I've got a short essay up over at Gamasutra about the right of publicity in video games. The fundamental question is this -- if you create a game (or virtual world) and you want to include in that setting an indentifiable individual, do you need to pay a licensing fee to that person or the heir of that person?
If games are like books, and not a second class medium, the answer should be "no." If I write a book, and a character in the book has a chance encounter with William Shatner or Harrison Ford, the artistic use of that celebrity's identity in a fictional content should be protected by the First Amendment. In other word, Shatner or Ford should not have a right to prohibit the creation of literature that makes reference to them. If the reference is misleading, or false, or defamatory, of course, there would be a legal problem -- but if not, the use of the identity in a work of art should be fine.
So why should there be a difference result for video games? In my opinion, games should have the same stature as other forms of artistic expression. But as William Ford and Raizel Liebler have explained recently, games have historially been of treated as a second-class medium when it comes to the right of publicity.

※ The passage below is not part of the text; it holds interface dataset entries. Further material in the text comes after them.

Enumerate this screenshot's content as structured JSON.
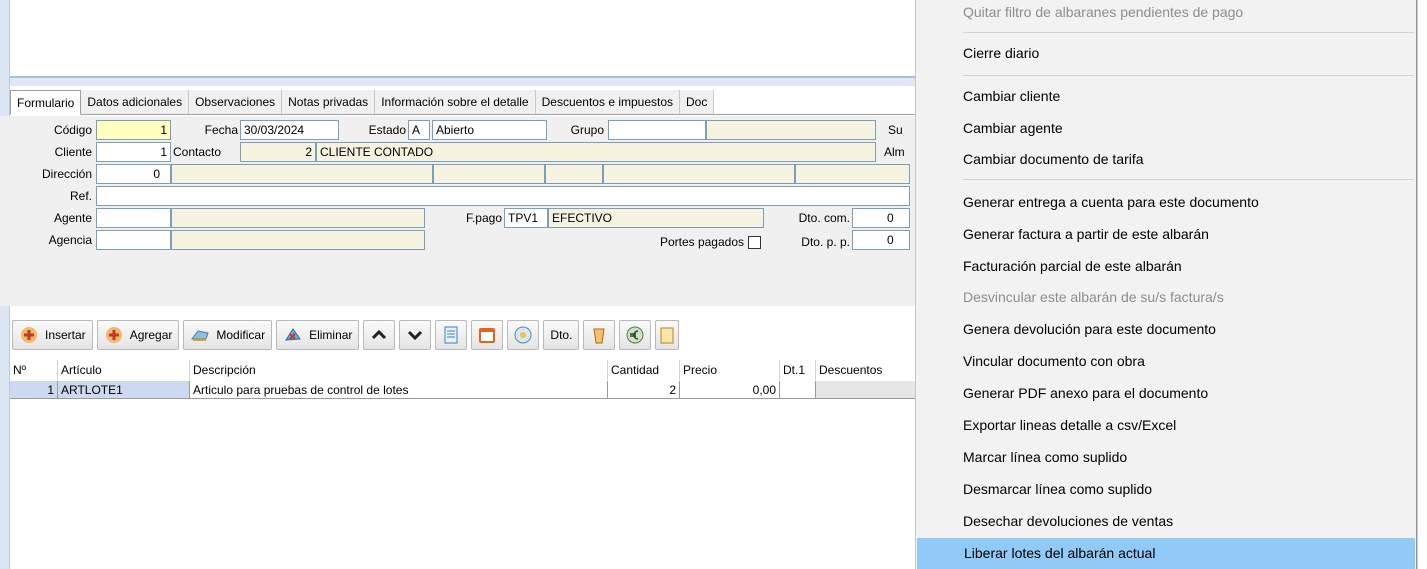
{
  "tabs": [
    "Formulario",
    "Datos adicionales",
    "Observaciones",
    "Notas privadas",
    "Información sobre el detalle",
    "Descuentos e impuestos",
    "Doc"
  ],
  "form": {
    "codigo_label": "Código",
    "codigo_value": "1",
    "fecha_label": "Fecha",
    "fecha_value": "30/03/2024",
    "estado_label": "Estado",
    "estado_code": "A",
    "estado_text": "Abierto",
    "grupo_label": "Grupo",
    "su_label": "Su",
    "cliente_label": "Cliente",
    "cliente_value": "1",
    "contacto_label": "Contacto",
    "contacto_value": "2",
    "contacto_name": "CLIENTE CONTADO",
    "alm_label": "Alm",
    "direccion_label": "Dirección",
    "direccion_value": "0",
    "ref_label": "Ref.",
    "agente_label": "Agente",
    "fpago_label": "F.pago",
    "fpago_code": "TPV1",
    "fpago_text": "EFECTIVO",
    "dto_com_label": "Dto. com.",
    "dto_com_value": "0",
    "agencia_label": "Agencia",
    "portes_label": "Portes pagados",
    "dto_pp_label": "Dto. p. p.",
    "dto_pp_value": "0"
  },
  "toolbar": {
    "insertar": "Insertar",
    "agregar": "Agregar",
    "modificar": "Modificar",
    "eliminar": "Eliminar",
    "dto": "Dto."
  },
  "grid": {
    "headers": [
      "Nº",
      "Artículo",
      "Descripción",
      "Cantidad",
      "Precio",
      "Dt.1",
      "Descuentos"
    ],
    "rows": [
      {
        "n": "1",
        "articulo": "ARTLOTE1",
        "descripcion": "Articulo para pruebas de control de lotes",
        "cantidad": "2",
        "precio": "0,00",
        "dt1": "",
        "descuentos": ""
      }
    ]
  },
  "menu": {
    "items": [
      "Quitar filtro de albaranes pendientes de pago",
      "Cierre diario",
      "Cambiar cliente",
      "Cambiar agente",
      "Cambiar documento de tarifa",
      "Generar entrega a cuenta para este documento",
      "Generar factura a partir de este albarán",
      "Facturación parcial de este albarán",
      "Desvincular este albarán de su/s factura/s",
      "Genera devolución para este documento",
      "Vincular documento con obra",
      "Generar PDF anexo para el documento",
      "Exportar lineas detalle a csv/Excel",
      "Marcar línea como suplido",
      "Desmarcar línea como suplido",
      "Desechar devoluciones de ventas",
      "Liberar lotes del albarán actual"
    ]
  }
}
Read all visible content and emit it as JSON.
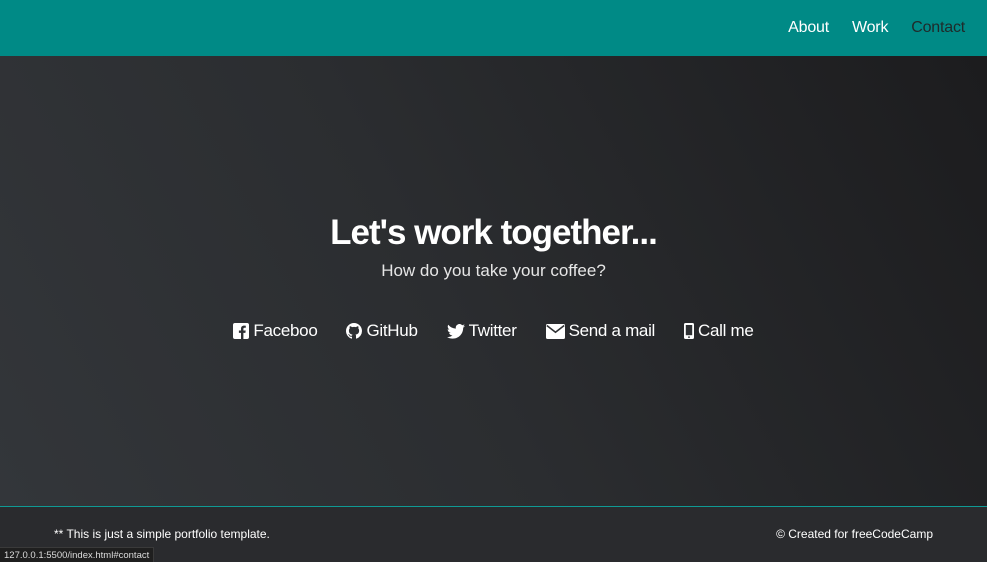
{
  "nav": {
    "items": [
      {
        "label": "About"
      },
      {
        "label": "Work"
      },
      {
        "label": "Contact"
      }
    ]
  },
  "contact": {
    "heading": "Let's work together...",
    "subheading": "How do you take your coffee?",
    "links": [
      {
        "label": "Faceboo",
        "icon": "facebook-icon"
      },
      {
        "label": "GitHub",
        "icon": "github-icon"
      },
      {
        "label": "Twitter",
        "icon": "twitter-icon"
      },
      {
        "label": "Send a mail",
        "icon": "envelope-icon"
      },
      {
        "label": "Call me",
        "icon": "mobile-phone-icon"
      }
    ]
  },
  "footer": {
    "left_text": "** This is just a simple portfolio template.",
    "right_text": "© Created for freeCodeCamp"
  },
  "status_bar": {
    "url": "127.0.0.1:5500/index.html#contact"
  },
  "colors": {
    "navbar": "#008a86",
    "background": "#2a2b2e",
    "footer_border": "#0f9a94",
    "text": "#ffffff"
  }
}
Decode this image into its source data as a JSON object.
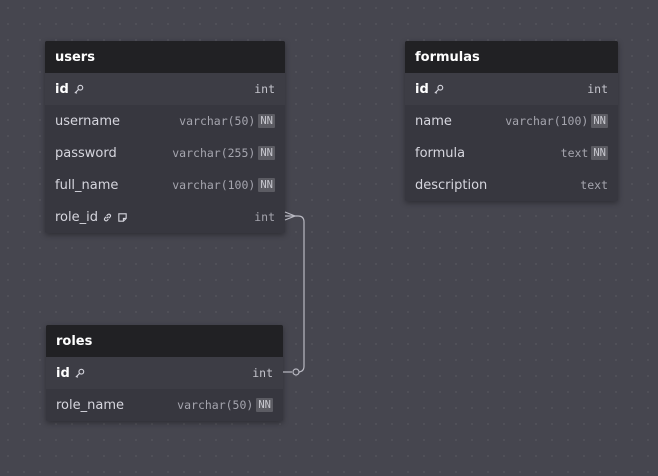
{
  "tables": {
    "users": {
      "name": "users",
      "columns": [
        {
          "name": "id",
          "type": "int",
          "pk": true
        },
        {
          "name": "username",
          "type": "varchar(50)",
          "nn": "NN"
        },
        {
          "name": "password",
          "type": "varchar(255)",
          "nn": "NN"
        },
        {
          "name": "full_name",
          "type": "varchar(100)",
          "nn": "NN"
        },
        {
          "name": "role_id",
          "type": "int",
          "fk": true
        }
      ]
    },
    "formulas": {
      "name": "formulas",
      "columns": [
        {
          "name": "id",
          "type": "int",
          "pk": true
        },
        {
          "name": "name",
          "type": "varchar(100)",
          "nn": "NN"
        },
        {
          "name": "formula",
          "type": "text",
          "nn": "NN"
        },
        {
          "name": "description",
          "type": "text"
        }
      ]
    },
    "roles": {
      "name": "roles",
      "columns": [
        {
          "name": "id",
          "type": "int",
          "pk": true
        },
        {
          "name": "role_name",
          "type": "varchar(50)",
          "nn": "NN"
        }
      ]
    }
  },
  "relationships": [
    {
      "from": "users.role_id",
      "to": "roles.id",
      "from_end": "many",
      "to_end": "one-optional"
    }
  ],
  "colors": {
    "canvas": "#46464f",
    "table_header": "#212124",
    "table_body": "#37373f",
    "connector": "#b9b9c2"
  }
}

Now that we have EMA v. Brown, I think it's past time to change that rule. Hopefully the many courts considering this issue in the next few years will get this question right and protect the creative freedoms of game designers. The case I talk about in the Gamasutra post is Hart v. EA. The amicus brief in the case can be found here at Harvard's Berkman Center, with more commentary on the issues raised.